One of the booths we passed was promoting LGBTQ comics. Earlier that day we had missed the “Bisexuality and Beyond: New Frontiers in Popular Culture” panel because we were still downstairs in the exhibitor section, trying to find some lunch. But we were surprised to see an entire booth dedicated to it. LGBTQ issues have been very prominent this year with all the bathroom controversies, but I didn’t realize that representation in comics was a cause. I was curious to check out the booth, but wasn’t sure where to start and the literature displayed wasn’t very helpful. I was also afraid what I would see if I opened the graphic novels…and there was one section of sexy ones, so I didn’t explore more.
I came home with a fun shirt, a Star Wars jacket, and two pins, but no SDCC shirt. We tried to find the merchandise section in the Con, but it was actually next door at the Marriott and down the stairs. Once we found the merchandise station, it was already closed. Bummer! I did look online after and see an option to purchase shirts ahead of time. If we get in again next year, we’re definitely doing that. Our late arrival to the merchandise was caused by our decision to catch the masquerade screening first. We got in only to see the last 10 minutes of it. What a waste!
Below are some awesome goodies and memories we did come away with.
I found this magical company called I Heart Guts and purchased this shirt promoting healthy kidneys.
I also bought these pins. The liver one represents my six month struggle to heal my own liver.
I couldn’t walk away without something Star Wars and I have never seen this amazing jacket before.
On our way out, one of the exhibitors stopped me, saying he would give me a reusable bag and a place mat in exchange for my Supernatural bag. At the con, you were given a giant, cheap plastic backpack to hold all your goodies/purchases. I paused and thought, “but this is a souvenir.” Then Anahi said, “Why not?
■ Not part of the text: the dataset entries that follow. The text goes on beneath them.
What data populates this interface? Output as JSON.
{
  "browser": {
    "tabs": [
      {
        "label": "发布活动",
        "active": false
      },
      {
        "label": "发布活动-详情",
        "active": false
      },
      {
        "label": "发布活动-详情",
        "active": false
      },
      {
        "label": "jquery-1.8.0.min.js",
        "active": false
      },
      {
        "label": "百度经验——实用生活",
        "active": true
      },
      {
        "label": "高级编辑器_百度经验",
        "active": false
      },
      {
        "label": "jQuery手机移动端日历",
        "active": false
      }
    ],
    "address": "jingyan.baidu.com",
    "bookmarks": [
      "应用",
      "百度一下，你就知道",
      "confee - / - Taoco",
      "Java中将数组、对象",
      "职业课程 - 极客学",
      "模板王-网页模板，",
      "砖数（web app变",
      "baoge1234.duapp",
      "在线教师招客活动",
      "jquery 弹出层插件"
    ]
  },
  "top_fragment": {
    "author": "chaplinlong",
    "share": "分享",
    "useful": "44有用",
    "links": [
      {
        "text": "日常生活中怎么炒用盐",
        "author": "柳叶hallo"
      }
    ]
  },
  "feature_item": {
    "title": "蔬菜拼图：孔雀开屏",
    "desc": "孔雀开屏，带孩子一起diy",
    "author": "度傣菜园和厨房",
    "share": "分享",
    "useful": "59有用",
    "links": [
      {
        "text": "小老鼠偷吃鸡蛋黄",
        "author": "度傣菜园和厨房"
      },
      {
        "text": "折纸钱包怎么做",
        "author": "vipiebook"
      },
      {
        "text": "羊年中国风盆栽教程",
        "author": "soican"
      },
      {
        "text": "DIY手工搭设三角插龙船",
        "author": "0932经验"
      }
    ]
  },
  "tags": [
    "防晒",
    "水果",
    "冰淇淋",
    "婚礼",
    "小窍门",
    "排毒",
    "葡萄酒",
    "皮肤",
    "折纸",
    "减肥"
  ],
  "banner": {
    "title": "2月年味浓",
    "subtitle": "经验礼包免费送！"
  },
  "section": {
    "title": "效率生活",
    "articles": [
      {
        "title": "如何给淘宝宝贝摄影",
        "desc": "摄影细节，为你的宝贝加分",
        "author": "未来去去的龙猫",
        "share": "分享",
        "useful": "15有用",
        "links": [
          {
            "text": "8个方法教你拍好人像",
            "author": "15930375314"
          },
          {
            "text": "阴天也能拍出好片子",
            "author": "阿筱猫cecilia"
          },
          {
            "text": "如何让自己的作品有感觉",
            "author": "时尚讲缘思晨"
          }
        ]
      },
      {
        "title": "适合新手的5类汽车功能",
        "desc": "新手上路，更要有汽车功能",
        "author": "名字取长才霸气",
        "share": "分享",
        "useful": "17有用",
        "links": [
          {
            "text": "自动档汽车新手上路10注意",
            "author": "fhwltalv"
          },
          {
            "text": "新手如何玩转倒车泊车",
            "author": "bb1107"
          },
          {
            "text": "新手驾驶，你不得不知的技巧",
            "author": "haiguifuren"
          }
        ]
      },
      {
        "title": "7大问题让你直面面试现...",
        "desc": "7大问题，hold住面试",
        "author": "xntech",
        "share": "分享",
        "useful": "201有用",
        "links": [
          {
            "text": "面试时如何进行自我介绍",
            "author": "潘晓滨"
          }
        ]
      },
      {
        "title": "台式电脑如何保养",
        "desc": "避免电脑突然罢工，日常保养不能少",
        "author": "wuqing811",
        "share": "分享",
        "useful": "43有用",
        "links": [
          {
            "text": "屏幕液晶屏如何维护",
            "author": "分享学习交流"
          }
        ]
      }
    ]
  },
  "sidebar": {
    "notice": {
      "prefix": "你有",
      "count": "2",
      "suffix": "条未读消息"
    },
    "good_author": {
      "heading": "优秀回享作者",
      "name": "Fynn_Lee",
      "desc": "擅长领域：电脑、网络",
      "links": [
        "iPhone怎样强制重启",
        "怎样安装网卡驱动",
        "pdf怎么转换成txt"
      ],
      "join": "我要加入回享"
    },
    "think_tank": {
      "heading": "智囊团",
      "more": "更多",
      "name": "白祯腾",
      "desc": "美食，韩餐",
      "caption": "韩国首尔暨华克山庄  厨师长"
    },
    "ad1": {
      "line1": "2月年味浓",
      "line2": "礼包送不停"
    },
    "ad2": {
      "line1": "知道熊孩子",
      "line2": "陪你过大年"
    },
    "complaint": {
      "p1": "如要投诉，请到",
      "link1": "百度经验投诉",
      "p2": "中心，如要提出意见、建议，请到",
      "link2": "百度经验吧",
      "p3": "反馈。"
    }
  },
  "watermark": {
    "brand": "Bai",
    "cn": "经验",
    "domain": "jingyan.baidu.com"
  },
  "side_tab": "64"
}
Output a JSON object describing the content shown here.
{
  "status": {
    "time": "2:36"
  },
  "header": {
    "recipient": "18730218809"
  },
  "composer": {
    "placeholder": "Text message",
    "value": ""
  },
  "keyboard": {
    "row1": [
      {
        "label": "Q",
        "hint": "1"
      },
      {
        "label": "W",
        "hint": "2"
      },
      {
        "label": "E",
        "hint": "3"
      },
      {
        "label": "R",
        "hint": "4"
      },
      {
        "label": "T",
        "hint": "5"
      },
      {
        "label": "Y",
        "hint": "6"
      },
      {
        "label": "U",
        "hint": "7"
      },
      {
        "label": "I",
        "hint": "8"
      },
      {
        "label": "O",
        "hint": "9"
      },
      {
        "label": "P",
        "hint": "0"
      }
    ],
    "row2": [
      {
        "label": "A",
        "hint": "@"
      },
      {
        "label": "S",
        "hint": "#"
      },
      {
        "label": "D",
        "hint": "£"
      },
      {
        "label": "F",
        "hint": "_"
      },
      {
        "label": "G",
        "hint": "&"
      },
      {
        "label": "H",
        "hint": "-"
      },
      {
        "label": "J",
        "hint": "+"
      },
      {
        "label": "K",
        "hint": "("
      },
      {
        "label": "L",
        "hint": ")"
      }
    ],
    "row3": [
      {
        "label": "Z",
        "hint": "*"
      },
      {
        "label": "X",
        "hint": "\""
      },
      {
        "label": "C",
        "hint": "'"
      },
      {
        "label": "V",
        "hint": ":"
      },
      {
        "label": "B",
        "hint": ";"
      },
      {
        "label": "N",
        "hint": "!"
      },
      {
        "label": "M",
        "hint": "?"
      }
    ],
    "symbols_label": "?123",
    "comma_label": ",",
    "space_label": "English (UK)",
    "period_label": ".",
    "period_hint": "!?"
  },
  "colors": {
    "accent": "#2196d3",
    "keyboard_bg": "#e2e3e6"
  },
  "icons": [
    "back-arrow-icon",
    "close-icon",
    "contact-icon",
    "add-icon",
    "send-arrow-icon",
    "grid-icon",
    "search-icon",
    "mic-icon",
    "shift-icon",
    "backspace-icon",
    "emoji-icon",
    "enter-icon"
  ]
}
You’re never going to use the backpack again.” I agreed.
On our way from Anahi’s place to San Diego, we saw this Ghostbusters hearse driving next to us on the freeway.
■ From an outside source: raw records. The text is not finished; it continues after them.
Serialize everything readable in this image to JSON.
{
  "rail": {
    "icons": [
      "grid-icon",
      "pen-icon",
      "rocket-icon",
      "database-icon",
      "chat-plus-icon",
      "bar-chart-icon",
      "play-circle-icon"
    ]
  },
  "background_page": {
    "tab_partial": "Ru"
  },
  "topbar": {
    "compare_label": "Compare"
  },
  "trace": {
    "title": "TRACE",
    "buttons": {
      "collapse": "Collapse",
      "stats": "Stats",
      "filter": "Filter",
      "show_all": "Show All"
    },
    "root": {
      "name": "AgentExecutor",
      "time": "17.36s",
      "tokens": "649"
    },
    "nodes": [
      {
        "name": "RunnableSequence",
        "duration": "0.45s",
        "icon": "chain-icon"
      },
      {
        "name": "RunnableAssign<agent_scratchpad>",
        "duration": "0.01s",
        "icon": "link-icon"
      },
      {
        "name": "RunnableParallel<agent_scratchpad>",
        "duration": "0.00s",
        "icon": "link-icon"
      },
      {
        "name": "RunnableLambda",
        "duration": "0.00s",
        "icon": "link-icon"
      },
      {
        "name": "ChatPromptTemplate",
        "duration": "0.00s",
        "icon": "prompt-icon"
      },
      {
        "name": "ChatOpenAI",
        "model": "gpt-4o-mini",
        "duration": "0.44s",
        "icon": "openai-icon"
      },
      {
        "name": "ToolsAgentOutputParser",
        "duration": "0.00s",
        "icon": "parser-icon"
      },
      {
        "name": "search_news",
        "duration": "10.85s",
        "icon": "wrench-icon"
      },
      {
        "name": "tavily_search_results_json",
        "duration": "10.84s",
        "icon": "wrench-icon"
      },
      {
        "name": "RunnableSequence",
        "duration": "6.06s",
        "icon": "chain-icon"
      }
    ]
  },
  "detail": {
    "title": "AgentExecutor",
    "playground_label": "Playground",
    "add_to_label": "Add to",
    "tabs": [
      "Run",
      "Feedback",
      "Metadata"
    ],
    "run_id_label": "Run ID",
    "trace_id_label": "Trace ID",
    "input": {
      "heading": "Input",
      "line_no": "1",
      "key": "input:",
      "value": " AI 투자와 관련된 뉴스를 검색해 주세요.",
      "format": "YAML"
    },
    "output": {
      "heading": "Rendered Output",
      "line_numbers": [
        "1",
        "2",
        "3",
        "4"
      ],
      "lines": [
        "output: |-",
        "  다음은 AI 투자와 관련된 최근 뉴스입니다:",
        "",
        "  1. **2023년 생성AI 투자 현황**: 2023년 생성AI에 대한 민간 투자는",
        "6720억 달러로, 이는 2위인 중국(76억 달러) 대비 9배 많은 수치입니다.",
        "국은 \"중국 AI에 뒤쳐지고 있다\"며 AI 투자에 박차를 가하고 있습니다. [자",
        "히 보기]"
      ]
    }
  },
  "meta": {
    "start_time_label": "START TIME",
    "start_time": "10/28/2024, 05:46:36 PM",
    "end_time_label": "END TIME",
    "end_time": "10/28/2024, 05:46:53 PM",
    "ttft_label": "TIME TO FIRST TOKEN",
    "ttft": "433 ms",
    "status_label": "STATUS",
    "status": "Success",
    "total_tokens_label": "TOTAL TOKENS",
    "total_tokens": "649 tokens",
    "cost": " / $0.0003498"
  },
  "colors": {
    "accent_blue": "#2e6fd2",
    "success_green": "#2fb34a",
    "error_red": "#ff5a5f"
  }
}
One big hit at the Con were these “mystery boxes.” For $40, you got four geeky items. I thought $40 was a lot to spend, but I was curious. There were were loads of people crowding around to get their hands on those mystery boxes and many satisfied customers frantically opening their boxes to see what was packed inside. I found this box deserted outside the Con and took it home to give to Joey. He was not impressed.
I had one concern in prepping for the Con and that was parking. We could purchase a parking permit ahead of time, but I was hesitant about it. The last time I stayed a weekend in San Diego, I had to pay $20 to park at my hotel and I didn’t even get a spot one night. Parking in San Diego is no fun. When I checked two weeks before the event, there were plenty of permits still available, but when I checked again a week later, three of the lots were sold out and I could only purchase permits for parking lots a mile away. I didn’t want to pay an outrageous $40 for parking when our tickets were only $40, so Anahi decided to chance it. We found parking on Broadway for only $15 and walked an extra mile and a half round trip, avoiding most of the crowd.
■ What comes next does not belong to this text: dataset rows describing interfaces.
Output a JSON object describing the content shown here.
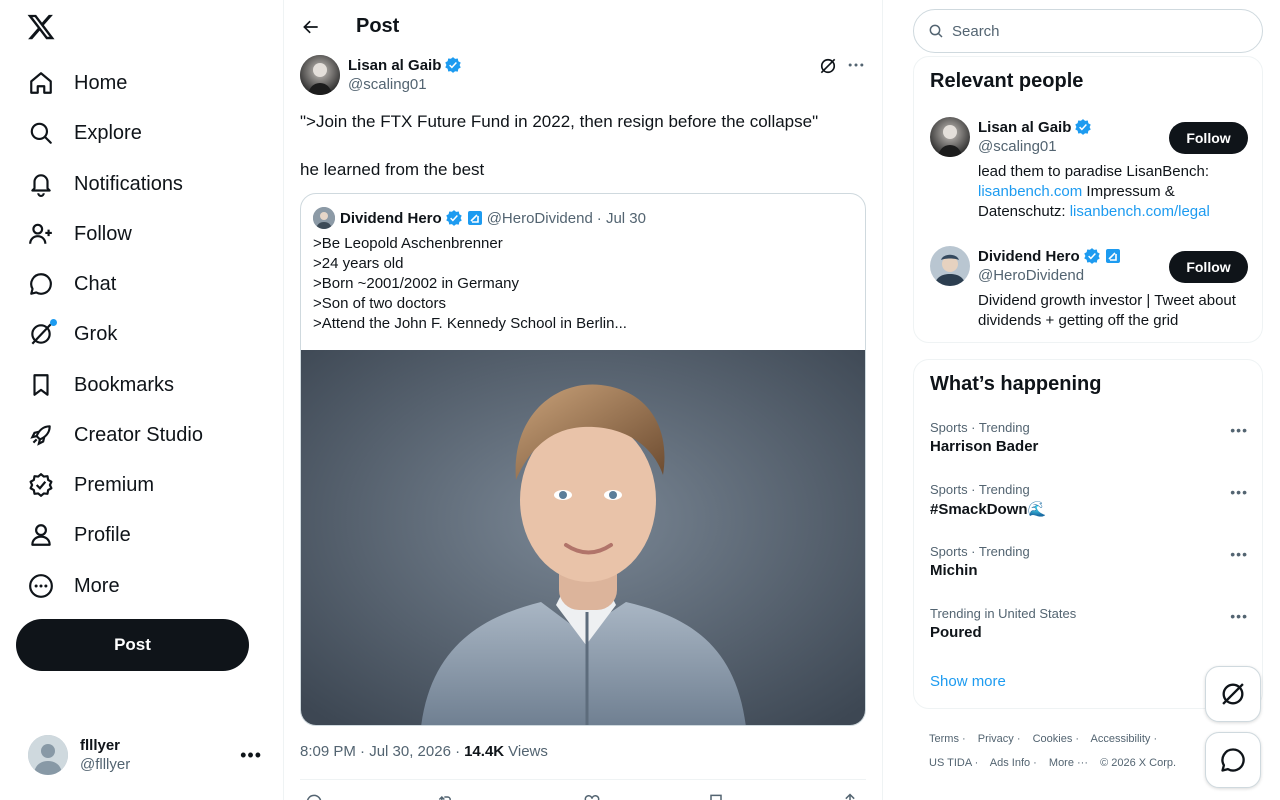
{
  "nav": {
    "items": [
      {
        "label": "Home",
        "icon": "home-icon"
      },
      {
        "label": "Explore",
        "icon": "search-icon"
      },
      {
        "label": "Notifications",
        "icon": "bell-icon"
      },
      {
        "label": "Follow",
        "icon": "person-plus-icon"
      },
      {
        "label": "Chat",
        "icon": "chat-bubble-icon"
      },
      {
        "label": "Grok",
        "icon": "grok-icon"
      },
      {
        "label": "Bookmarks",
        "icon": "bookmark-icon"
      },
      {
        "label": "Creator Studio",
        "icon": "rocket-icon"
      },
      {
        "label": "Premium",
        "icon": "verified-badge-icon"
      },
      {
        "label": "Profile",
        "icon": "person-icon"
      },
      {
        "label": "More",
        "icon": "more-circle-icon"
      }
    ],
    "post_label": "Post",
    "account": {
      "name": "flllyer",
      "handle": "@flllyer"
    }
  },
  "main": {
    "title": "Post",
    "post": {
      "author_name": "Lisan al Gaib",
      "author_handle": "@scaling01",
      "text_line1": "\">Join the FTX Future Fund in 2022, then resign before the collapse\"",
      "text_line2": "he learned from the best",
      "quote": {
        "name": "Dividend Hero",
        "handle": "@HeroDividend",
        "date": "· Jul 30",
        "lines": [
          ">Be Leopold Aschenbrenner",
          ">24 years old",
          ">Born ~2001/2002 in Germany",
          ">Son of two doctors",
          ">Attend the John F. Kennedy School in Berlin..."
        ]
      },
      "time": "8:09 PM · Jul 30, 2026 ·",
      "views_count": "14.4K",
      "views_label": "Views"
    }
  },
  "right": {
    "search_placeholder": "Search",
    "relevant_title": "Relevant people",
    "people": [
      {
        "name": "Lisan al Gaib",
        "handle": "@scaling01",
        "bio_pre": "lead them to paradise LisanBench: ",
        "bio_link1": "lisanbench.com",
        "bio_mid": " Impressum & Datenschutz: ",
        "bio_link2": "lisanbench.com/legal",
        "follow": "Follow"
      },
      {
        "name": "Dividend Hero",
        "handle": "@HeroDividend",
        "bio": "Dividend growth investor | Tweet about dividends + getting off the grid",
        "follow": "Follow"
      }
    ],
    "happening_title": "What’s happening",
    "trends": [
      {
        "category": "Sports · Trending",
        "title": "Harrison Bader"
      },
      {
        "category": "Sports · Trending",
        "title": "#SmackDown🌊"
      },
      {
        "category": "Sports · Trending",
        "title": "Michin"
      },
      {
        "category": "Trending in United States",
        "title": "Poured"
      }
    ],
    "show_more": "Show more",
    "footer": [
      "Terms ·",
      "Privacy ·",
      "Cookies ·",
      "Accessibility ·",
      "US TIDA ·",
      "Ads Info ·",
      "More ···",
      "© 2026 X Corp."
    ]
  }
}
It was quite the journey visiting Comic-Con and I’m looking forward to many more visits.
Drink of Choice: An ice cold bottle of Coca-Cola.